Seals and sandbanks: the occasional black football floating a hundred yards away is probably a seal's head. At low tide they can be seen sprawled across the exposed sandbanks and though panicked by approaching boats they are curious enough to swim close enough for cameras with zoom lenses.
Clothing needs to be wind as well as rain proof. Consider head, hands and legs if a cold breeze is expected.
At 41 feet long Boston lock is too short for most narrowboats. It can handle three abreast but it's a case of waiting until the outgoing tide drops the water outside the lock to match the height of the river inside.

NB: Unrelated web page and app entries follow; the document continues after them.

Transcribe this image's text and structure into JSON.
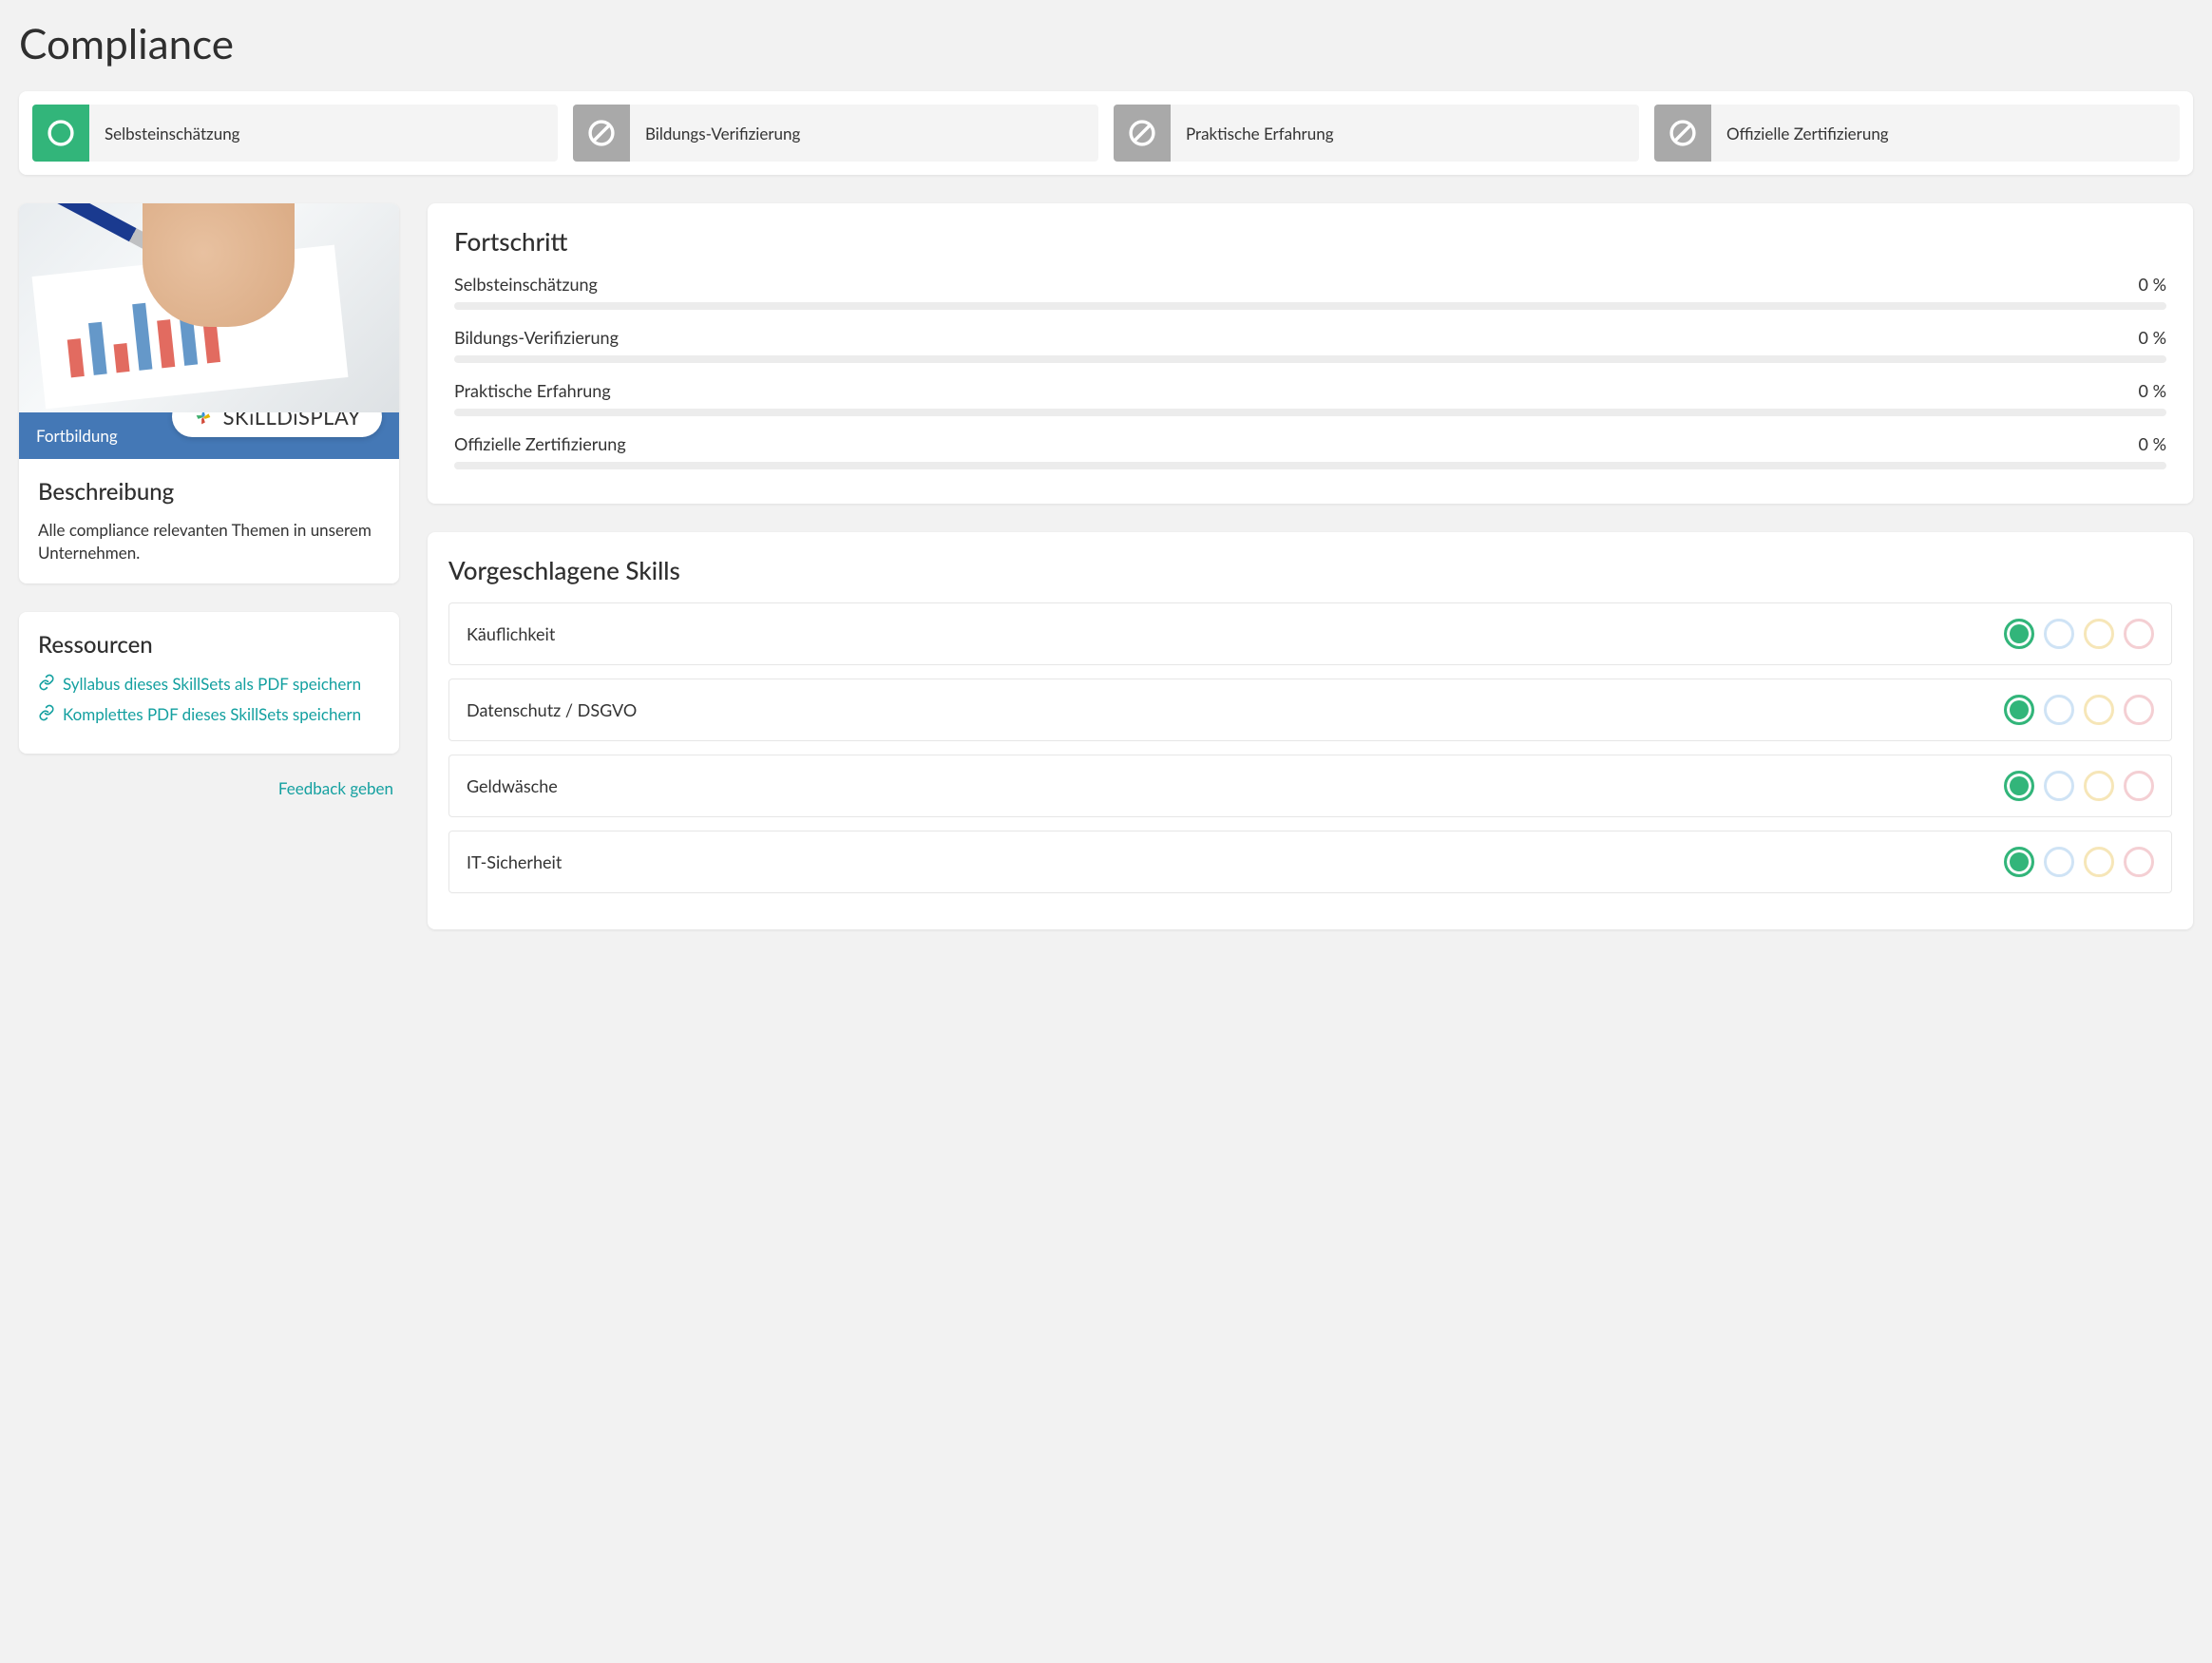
{
  "title": "Compliance",
  "verification_types": [
    {
      "label": "Selbsteinschätzung",
      "iconColor": "green",
      "icon": "circle"
    },
    {
      "label": "Bildungs-Verifizierung",
      "iconColor": "gray",
      "icon": "slash"
    },
    {
      "label": "Praktische Erfahrung",
      "iconColor": "gray",
      "icon": "slash"
    },
    {
      "label": "Offizielle Zertifizierung",
      "iconColor": "gray",
      "icon": "slash"
    }
  ],
  "hero": {
    "category": "Fortbildung",
    "brand": "SKiLLDiSPLAY",
    "desc_heading": "Beschreibung",
    "desc_text": "Alle compliance relevanten Themen in unserem Unternehmen."
  },
  "resources": {
    "heading": "Ressourcen",
    "links": [
      {
        "label": "Syllabus dieses SkillSets als PDF speichern"
      },
      {
        "label": "Komplettes PDF dieses SkillSets speichern"
      }
    ]
  },
  "feedback_label": "Feedback geben",
  "progress": {
    "heading": "Fortschritt",
    "items": [
      {
        "label": "Selbsteinschätzung",
        "value": "0 %",
        "pct": 0
      },
      {
        "label": "Bildungs-Verifizierung",
        "value": "0 %",
        "pct": 0
      },
      {
        "label": "Praktische Erfahrung",
        "value": "0 %",
        "pct": 0
      },
      {
        "label": "Offizielle Zertifizierung",
        "value": "0 %",
        "pct": 0
      }
    ]
  },
  "skills": {
    "heading": "Vorgeschlagene Skills",
    "items": [
      {
        "name": "Käuflichkeit"
      },
      {
        "name": "Datenschutz / DSGVO"
      },
      {
        "name": "Geldwäsche"
      },
      {
        "name": "IT-Sicherheit"
      }
    ]
  },
  "colors": {
    "accent_teal": "#14a0a0",
    "accent_green": "#32b57a",
    "ribbon_blue": "#4478b6",
    "badge_blue": "#cfe3f5",
    "badge_yellow": "#f6e6b8",
    "badge_pink": "#f4cfd3"
  }
}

At Dog in a Doublet (outskirts of Peterborough) the lock is more than long enough for narrowboats and can take three abreast. Coming upstream (from Wisbech) with the tide one should expect a journey of up to 3 hours. Daryl said it could be done in two and a half and by leaving Wisbech immediately the tide turned we made it to D-in-a-D in exactly two and a half hours at 1700rpm.
Other considerations include tide times of six hour flood followed by six hour ebb. Like some other rivers on the east coast this rule doesn’t apply to the rivers on the Wash where it can vary by as much as three hours of flood followed by nine hours of ebb.
Insurance: best to check with insurers well before the event that they will cover your expedition.
Costs: One can halve the expense of pilotage if three boats share the cost.
Mooring at Wisbech: for contacts and mooring fees see Wisbech Yacht Harbour
We paid just over £20 for a 60 foot narrowboat for one night. There are 16 amp and 32 amp electricity sockets on the pontoons plus water taps.
Wash Guide contact: Daryl Hill, mbl: 07909 880071
In conclusion – if you’re in any doubt about doing the Wash I’d say go for it. It’s a doddle when the weather behaves itself and it shouldn’t be too taxing on a reasonably quiet summer’s day.